On Remembering Miles Denny Zeitlin takes all the measures of what makes pianism great and relocates them to another rarefied realm. As we listen to Mr Zeitlin deconstruct songs written by Miles David, or by others appropriated by Mr Davis through performance everything that we thought about piano performance as a benchmark is altered – forever, it would seem – as is the case almost every time Mr Zeitlin sits down to play. But not just with the music of Miles Davis; Mr Zeitlin has altered the context and the landscape of his instrument with every recording he has made in the decades that he has been a performing and recording artist.
It’s hard to understand why some musicians are able to do this and not others – and yes, not even Keith Jarrett and Herbie Hancock it would seem – but it’s a fact; just as the case of Sergei Rachmaninov, Arthur Rubinstein, Vladimir Horowitz and Van Cliburn or Fredrich Gulda and Martha Argerich and Art Tatum, for instance. Like the latter Mr Zeitlin has never seemed to lose the kind of child-like sense of wonder with which he approaches music to begin with. It’s something like the relationship a child has when viewing the moon for the first time for instance – wide-eyed and open mouthed; then setting upon that faraway place and conquering it with equal parts abject and intellectual wonder and the studied ingenuity of an éminence grise; qualities Mr Zeitlin has in spades.
Like Mr Tatum, Miss Argerich, or like Jimi Hendrix, Charlie Parker and – as the subject of this recording – Miles Davis, Mr Zeitlin belongs to that rare breed of performers of genius who have a natural rapport with their instrument. When he plays a piano, it is no longer a piano: it is a violin, a harp, a clarinet, a trumpet, or a whole crashing orchestra together. This is what makes Mr Zeitlin’s solo performances so compelling. Small things give this away: the glittering and dazzling arpeggios combined with dazzling keyboard runs that Mr Zeitlin plays – on “Solar”, for instance, with right and left hands (no less); or the manner in which he begins a seductive conversation between melody with the right hand and harmony and rhythm with his left hand on “Dear Old Stockholm” and “So Near, So Far”. The dyads, triads and other pianistic gestures also come fast and furious on other songs such as “Flamenco Sketches”, “Lament” and also on “The Theme”.

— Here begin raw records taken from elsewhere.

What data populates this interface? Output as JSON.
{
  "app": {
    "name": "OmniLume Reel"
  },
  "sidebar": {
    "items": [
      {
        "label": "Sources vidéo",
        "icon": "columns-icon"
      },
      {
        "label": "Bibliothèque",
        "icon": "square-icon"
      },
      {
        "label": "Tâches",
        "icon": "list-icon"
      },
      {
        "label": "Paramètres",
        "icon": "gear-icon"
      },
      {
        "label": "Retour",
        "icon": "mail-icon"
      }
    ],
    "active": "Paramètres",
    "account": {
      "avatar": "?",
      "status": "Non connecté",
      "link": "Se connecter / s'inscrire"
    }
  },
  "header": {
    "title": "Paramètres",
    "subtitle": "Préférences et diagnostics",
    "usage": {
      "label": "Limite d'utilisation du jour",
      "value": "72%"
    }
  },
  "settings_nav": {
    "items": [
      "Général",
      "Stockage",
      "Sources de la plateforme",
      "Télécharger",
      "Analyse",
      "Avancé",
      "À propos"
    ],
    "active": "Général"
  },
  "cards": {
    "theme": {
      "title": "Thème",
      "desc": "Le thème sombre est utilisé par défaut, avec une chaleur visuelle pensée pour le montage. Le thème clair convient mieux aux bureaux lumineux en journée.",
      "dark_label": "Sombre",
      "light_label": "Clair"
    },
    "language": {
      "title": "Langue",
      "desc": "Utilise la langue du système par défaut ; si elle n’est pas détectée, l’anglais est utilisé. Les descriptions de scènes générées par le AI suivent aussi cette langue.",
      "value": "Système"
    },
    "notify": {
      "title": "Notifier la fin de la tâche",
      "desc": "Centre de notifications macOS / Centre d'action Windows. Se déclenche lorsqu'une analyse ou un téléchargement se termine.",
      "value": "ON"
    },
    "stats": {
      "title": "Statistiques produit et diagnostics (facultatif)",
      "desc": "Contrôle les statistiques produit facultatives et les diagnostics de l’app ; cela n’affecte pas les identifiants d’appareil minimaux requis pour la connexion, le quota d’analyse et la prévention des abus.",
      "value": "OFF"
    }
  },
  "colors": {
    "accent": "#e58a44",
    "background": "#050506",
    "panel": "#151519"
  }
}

Mr Zeitlin has taken some of Mr Davis’ best-known repertoire spanning decades and literally sings each one of these songs with complete naturalness, for there is nothing contrived or attention-seeking about his approach; no trying to make such well-known repertoire fit into his piano or his pianism; indeed musicianship overall. Also, his traversal of this music is instantly spellbinding for all the right reasons. Where many dive headlong into the music of Mr Davis, Mr Zeitlin is more measured, though he delivers plenty of virtuosity as the charts unfold. Along the way, Mr Zeitlin also shows that even if he is one for slow tempos these flow without a hint of indulgence as in “Lament”. He also stresses the constantly shifting modernity of Mr Davis as in the two versions of “Milestones” as well as with “Time After Time”. Everywhere Mr Zeitlin strikes a compelling balance between volatility and elegance, while maintaining the intuitive sensibility of a Jazz artist.

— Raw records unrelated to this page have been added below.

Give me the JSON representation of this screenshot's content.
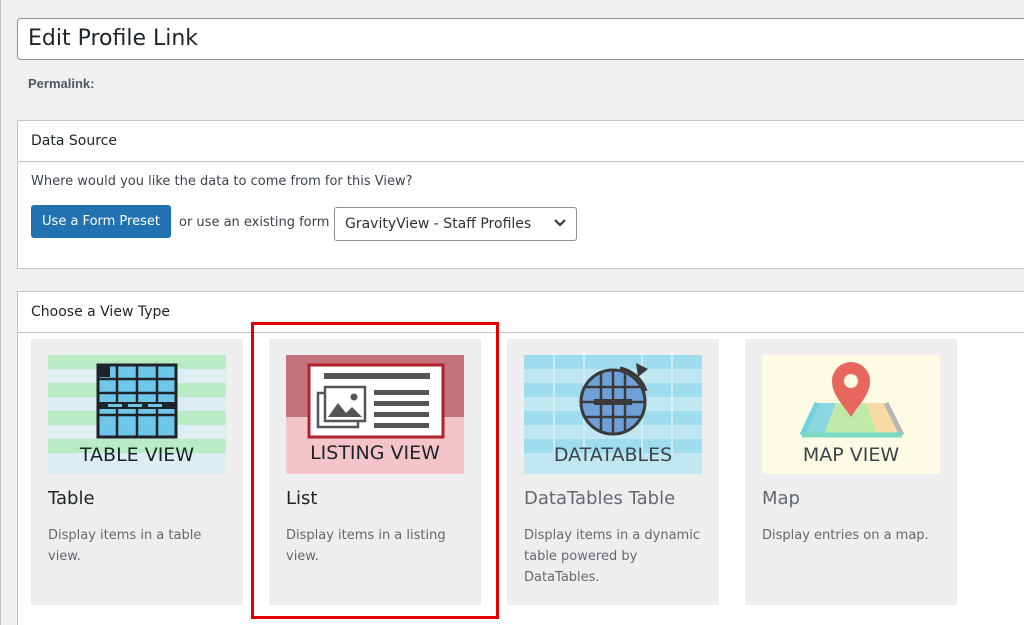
{
  "title_field": {
    "value": "Edit Profile Link"
  },
  "permalink": {
    "label": "Permalink:"
  },
  "data_source": {
    "heading": "Data Source",
    "question": "Where would you like the data to come from for this View?",
    "preset_button": "Use a Form Preset",
    "or_text": "or use an existing form",
    "form_select": {
      "selected": "GravityView - Staff Profiles"
    }
  },
  "view_type": {
    "heading": "Choose a View Type",
    "cards": [
      {
        "name": "Table",
        "thumb_label": "TABLE VIEW",
        "description": "Display items in a table view."
      },
      {
        "name": "List",
        "thumb_label": "LISTING VIEW",
        "description": "Display items in a listing view."
      },
      {
        "name": "DataTables Table",
        "thumb_label": "DATATABLES",
        "description": "Display items in a dynamic table powered by DataTables."
      },
      {
        "name": "Map",
        "thumb_label": "MAP VIEW",
        "description": "Display entries on a map."
      }
    ]
  },
  "colors": {
    "primary_button": "#2271b1",
    "highlight_border": "#e60000",
    "card_background": "#eeeeee"
  }
}
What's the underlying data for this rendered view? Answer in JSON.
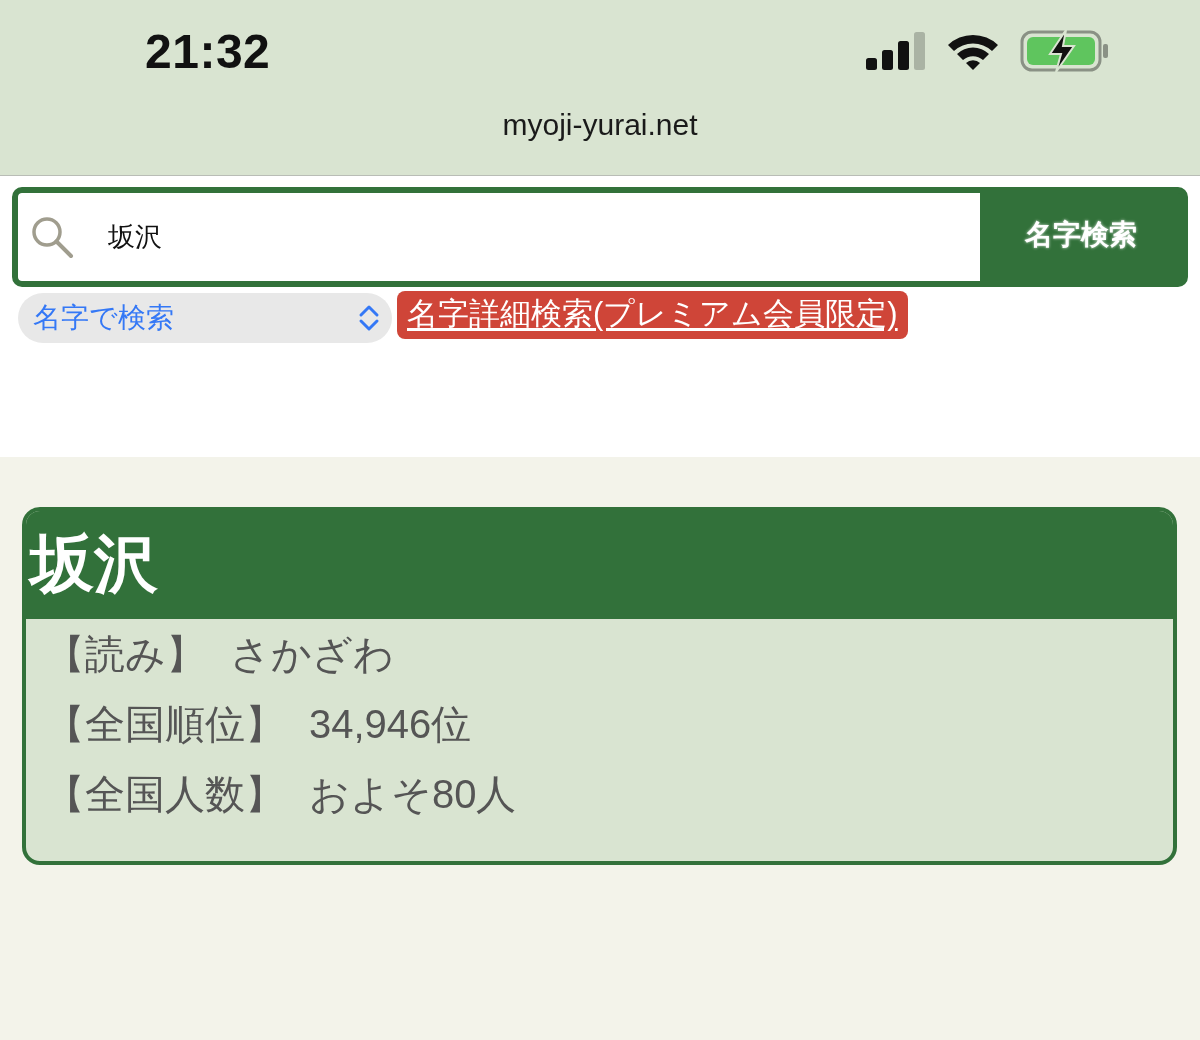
{
  "status_bar": {
    "time": "21:32"
  },
  "address_bar": {
    "url": "myoji-yurai.net"
  },
  "search": {
    "value": "坂沢",
    "button": "名字検索"
  },
  "search_mode": {
    "value": "名字で検索"
  },
  "premium_link": {
    "label": "名字詳細検索(プレミアム会員限定)"
  },
  "result_card": {
    "title": "坂沢",
    "rows": [
      {
        "label": "【読み】",
        "value": "さかざわ"
      },
      {
        "label": "【全国順位】",
        "value": "34,946位"
      },
      {
        "label": "【全国人数】",
        "value": "およそ80人"
      }
    ]
  }
}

If by the end of this recording, when after the magnificent “Weirdo” the finale sounds both like a ghostly “wind over the graveyard” as well as like an extended sigh of the record’s dénouement – Mr Zeitlin summing things up with another acknowledgement of Mr Davis’ forward-thinking vision we are left somewhat open-mouthed (again) and breathless it is because the pianist’s ability to address our inner-selves as listeners. However, as with this recording it will take yet another by the remarkable Mr Zeitlin to recall his great artistry simply because we are human and our memories are limited and short.
Track list – 1: Solar; 2: Dear Old Stockholm; 3: Flamenco Sketches; 4: Stablemates; 5: Tomaas; 6: Milestones (1958 Version); 7: Milestones (1947 Version); 8: Circle; 9: So Near So Far; 10: Time After Time; 11: Lament; 12: The Theme; 13: Weirdo
Personnel – Denny Zeitlin: piano
Released – 2019
Label – Sunnyside Records
Runtime – 1:07:49